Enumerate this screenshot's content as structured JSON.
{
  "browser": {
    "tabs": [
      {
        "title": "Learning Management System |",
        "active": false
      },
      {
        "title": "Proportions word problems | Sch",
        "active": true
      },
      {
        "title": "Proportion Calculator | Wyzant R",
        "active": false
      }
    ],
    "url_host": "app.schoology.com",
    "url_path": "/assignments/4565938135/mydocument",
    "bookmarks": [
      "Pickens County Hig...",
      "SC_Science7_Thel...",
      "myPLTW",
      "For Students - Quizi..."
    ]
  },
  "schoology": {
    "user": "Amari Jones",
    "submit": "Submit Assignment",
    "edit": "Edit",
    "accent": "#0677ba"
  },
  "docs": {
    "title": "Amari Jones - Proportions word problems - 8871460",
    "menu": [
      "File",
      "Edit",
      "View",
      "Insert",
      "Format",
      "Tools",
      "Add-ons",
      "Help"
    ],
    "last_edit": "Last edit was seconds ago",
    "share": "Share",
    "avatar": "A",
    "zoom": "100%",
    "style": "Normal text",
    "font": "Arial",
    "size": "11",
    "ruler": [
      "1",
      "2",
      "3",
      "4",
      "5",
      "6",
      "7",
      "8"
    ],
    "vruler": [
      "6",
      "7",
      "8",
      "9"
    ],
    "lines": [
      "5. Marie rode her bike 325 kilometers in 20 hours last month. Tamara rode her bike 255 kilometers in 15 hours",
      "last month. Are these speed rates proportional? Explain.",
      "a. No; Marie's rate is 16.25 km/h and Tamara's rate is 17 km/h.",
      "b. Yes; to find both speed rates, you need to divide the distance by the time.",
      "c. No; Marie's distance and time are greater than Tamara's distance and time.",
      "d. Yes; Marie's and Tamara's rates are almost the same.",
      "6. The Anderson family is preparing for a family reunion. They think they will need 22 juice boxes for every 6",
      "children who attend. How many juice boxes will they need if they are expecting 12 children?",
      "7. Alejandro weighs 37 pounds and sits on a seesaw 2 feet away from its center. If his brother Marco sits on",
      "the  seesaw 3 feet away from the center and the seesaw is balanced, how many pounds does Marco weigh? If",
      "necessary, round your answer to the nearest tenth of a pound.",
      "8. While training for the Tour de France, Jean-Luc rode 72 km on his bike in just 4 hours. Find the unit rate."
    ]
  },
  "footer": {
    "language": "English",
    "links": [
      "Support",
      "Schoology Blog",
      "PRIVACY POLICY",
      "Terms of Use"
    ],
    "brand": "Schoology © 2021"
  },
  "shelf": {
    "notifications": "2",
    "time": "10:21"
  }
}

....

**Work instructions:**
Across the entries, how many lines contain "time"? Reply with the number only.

**Reply to the exercise:**
3